Work request
Report every line of the records beneath this task that holds the string "chrome".

**** Dataset content

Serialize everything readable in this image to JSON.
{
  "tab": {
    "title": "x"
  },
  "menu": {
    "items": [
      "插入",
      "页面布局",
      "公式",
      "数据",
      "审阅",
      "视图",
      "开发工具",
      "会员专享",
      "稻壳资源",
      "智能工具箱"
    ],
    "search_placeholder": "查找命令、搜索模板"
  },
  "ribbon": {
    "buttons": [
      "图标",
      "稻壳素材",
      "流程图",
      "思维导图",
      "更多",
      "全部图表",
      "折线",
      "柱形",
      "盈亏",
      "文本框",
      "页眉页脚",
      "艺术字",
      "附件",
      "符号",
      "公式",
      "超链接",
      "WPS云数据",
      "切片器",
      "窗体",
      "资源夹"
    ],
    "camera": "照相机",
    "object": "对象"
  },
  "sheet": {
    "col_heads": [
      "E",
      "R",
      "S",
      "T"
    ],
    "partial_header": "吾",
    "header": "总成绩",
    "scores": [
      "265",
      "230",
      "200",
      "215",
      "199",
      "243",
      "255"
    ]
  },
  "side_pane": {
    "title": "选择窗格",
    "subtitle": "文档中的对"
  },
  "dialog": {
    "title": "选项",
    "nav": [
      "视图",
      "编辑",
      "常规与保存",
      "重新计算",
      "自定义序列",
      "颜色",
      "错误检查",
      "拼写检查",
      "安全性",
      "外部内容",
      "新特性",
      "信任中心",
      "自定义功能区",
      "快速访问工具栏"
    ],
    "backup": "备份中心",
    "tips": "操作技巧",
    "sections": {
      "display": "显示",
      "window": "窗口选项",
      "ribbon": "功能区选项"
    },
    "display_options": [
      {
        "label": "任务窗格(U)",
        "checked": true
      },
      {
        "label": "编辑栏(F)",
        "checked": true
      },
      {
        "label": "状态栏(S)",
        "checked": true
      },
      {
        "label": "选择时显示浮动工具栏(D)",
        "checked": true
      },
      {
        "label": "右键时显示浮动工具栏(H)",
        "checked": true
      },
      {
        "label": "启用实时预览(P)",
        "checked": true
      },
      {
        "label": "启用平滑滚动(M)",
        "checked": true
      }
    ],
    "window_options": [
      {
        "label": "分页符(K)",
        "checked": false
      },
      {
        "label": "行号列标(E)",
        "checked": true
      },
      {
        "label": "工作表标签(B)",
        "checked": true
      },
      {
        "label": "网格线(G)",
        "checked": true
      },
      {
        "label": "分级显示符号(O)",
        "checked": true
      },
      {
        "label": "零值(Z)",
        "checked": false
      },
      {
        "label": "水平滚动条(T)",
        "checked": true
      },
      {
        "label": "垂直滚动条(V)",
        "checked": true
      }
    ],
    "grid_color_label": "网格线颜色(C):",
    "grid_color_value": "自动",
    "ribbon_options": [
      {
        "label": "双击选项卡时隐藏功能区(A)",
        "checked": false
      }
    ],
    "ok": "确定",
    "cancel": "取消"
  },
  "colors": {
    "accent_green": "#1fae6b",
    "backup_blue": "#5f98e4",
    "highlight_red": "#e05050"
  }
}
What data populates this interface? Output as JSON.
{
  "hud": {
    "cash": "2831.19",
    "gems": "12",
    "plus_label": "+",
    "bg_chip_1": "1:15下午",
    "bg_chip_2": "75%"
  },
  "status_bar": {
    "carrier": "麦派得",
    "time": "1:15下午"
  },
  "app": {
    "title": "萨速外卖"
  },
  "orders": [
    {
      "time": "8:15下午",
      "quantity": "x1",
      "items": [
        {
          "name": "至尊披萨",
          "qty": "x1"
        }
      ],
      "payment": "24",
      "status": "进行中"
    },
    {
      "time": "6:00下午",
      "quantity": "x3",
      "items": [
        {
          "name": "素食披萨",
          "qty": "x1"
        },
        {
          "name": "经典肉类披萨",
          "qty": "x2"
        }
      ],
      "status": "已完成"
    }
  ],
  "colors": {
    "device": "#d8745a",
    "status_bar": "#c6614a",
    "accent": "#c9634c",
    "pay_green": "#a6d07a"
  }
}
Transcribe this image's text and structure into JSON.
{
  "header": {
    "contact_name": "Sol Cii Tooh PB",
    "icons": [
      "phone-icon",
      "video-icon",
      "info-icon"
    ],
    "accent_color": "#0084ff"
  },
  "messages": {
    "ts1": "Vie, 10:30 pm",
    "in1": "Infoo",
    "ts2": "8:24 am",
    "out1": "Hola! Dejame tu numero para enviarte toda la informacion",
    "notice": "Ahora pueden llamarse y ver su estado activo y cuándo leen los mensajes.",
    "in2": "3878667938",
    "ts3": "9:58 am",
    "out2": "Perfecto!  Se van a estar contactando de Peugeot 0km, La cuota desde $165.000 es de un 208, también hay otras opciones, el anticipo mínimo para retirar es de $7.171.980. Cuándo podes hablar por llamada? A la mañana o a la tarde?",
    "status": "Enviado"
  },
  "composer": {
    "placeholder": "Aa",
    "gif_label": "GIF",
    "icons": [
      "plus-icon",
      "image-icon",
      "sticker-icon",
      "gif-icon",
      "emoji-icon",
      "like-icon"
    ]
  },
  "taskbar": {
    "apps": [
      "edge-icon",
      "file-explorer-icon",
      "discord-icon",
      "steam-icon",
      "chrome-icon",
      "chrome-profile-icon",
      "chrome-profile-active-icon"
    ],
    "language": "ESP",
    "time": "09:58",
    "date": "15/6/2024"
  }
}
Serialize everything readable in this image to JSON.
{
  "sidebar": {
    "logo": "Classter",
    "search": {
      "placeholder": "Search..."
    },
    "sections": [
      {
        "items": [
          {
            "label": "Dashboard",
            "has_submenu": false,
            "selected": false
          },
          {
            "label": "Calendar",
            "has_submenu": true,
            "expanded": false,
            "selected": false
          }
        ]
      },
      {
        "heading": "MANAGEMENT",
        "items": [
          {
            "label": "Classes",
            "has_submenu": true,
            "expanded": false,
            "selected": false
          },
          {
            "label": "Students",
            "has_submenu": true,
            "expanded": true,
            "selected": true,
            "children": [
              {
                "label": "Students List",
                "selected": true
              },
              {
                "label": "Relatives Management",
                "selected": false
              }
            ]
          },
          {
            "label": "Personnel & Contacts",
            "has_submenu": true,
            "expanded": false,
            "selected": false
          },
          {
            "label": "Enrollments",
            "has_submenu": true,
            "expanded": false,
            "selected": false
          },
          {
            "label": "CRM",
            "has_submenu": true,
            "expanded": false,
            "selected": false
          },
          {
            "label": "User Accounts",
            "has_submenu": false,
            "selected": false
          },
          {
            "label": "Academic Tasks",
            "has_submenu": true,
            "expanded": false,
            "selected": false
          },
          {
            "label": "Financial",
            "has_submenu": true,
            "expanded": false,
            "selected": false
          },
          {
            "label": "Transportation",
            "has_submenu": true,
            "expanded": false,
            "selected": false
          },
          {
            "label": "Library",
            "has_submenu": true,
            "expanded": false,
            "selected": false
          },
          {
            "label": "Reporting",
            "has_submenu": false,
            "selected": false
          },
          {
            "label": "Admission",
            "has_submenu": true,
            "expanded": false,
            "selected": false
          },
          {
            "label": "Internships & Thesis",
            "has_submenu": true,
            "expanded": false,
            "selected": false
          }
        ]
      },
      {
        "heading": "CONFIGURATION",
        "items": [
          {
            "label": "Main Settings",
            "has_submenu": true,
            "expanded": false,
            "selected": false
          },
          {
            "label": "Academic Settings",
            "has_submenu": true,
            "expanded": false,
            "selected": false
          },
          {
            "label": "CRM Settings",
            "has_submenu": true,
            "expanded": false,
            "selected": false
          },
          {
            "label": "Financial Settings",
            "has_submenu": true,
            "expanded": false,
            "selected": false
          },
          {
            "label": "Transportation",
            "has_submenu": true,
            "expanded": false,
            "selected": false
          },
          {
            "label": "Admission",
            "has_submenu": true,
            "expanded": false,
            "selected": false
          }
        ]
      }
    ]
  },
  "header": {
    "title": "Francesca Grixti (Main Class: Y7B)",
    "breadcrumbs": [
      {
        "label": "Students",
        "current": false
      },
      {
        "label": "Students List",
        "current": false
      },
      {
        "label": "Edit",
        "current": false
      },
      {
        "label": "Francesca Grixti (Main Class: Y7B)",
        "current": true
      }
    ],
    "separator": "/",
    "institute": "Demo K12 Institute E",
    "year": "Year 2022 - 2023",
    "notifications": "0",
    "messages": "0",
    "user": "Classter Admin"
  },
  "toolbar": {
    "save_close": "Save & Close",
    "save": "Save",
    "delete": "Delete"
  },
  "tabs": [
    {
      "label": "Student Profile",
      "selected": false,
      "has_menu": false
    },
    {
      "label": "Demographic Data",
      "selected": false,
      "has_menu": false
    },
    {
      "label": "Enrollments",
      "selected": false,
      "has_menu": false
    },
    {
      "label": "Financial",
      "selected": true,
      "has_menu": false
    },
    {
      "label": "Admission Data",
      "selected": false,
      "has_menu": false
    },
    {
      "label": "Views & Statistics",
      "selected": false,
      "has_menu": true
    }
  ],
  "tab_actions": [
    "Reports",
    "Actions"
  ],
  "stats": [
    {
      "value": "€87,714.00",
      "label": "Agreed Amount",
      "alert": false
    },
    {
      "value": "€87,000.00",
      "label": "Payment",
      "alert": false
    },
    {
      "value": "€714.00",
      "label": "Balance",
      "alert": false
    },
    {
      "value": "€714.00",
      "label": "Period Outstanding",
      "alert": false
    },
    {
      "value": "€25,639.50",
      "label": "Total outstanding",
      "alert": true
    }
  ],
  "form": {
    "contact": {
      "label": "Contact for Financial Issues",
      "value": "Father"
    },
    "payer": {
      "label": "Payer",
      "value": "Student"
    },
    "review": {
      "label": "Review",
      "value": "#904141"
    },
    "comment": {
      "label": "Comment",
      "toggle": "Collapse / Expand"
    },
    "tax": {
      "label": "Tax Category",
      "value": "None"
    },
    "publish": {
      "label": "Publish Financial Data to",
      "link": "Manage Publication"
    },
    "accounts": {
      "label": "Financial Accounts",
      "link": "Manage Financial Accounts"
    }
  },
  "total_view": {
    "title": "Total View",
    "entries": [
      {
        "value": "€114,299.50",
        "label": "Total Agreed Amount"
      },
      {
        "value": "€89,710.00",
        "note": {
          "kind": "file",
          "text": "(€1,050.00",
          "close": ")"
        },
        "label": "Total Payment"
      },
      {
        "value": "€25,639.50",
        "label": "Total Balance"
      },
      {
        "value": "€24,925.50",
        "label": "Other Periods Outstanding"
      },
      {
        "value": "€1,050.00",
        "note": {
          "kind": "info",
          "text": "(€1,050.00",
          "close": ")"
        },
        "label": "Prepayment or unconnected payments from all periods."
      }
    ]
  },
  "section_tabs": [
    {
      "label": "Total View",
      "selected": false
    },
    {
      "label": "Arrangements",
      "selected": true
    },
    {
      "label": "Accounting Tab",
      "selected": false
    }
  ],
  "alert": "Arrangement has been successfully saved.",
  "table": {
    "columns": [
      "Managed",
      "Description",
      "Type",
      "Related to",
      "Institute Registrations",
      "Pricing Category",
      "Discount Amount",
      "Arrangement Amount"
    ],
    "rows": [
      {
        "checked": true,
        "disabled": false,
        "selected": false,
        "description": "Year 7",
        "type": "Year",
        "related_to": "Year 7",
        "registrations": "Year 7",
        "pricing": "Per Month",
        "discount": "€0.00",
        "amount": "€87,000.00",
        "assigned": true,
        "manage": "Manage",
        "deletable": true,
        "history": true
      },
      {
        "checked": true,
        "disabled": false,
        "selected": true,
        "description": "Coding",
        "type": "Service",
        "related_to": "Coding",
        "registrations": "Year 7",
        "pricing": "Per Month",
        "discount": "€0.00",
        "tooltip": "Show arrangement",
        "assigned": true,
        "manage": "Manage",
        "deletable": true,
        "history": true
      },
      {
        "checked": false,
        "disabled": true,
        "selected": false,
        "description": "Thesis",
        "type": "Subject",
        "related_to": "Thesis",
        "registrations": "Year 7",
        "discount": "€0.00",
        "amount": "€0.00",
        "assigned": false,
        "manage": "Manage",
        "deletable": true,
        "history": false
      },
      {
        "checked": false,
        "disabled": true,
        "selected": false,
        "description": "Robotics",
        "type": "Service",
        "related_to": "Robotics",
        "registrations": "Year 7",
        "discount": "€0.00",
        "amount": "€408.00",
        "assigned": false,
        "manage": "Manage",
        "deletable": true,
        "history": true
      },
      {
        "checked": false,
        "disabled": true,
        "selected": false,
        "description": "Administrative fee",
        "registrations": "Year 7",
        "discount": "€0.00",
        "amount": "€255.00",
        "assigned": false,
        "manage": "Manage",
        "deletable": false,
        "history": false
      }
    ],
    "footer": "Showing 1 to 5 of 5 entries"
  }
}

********

The completed task
      "chrome-icon",
      "chrome-profile-icon",
      "chrome-profile-active-icon"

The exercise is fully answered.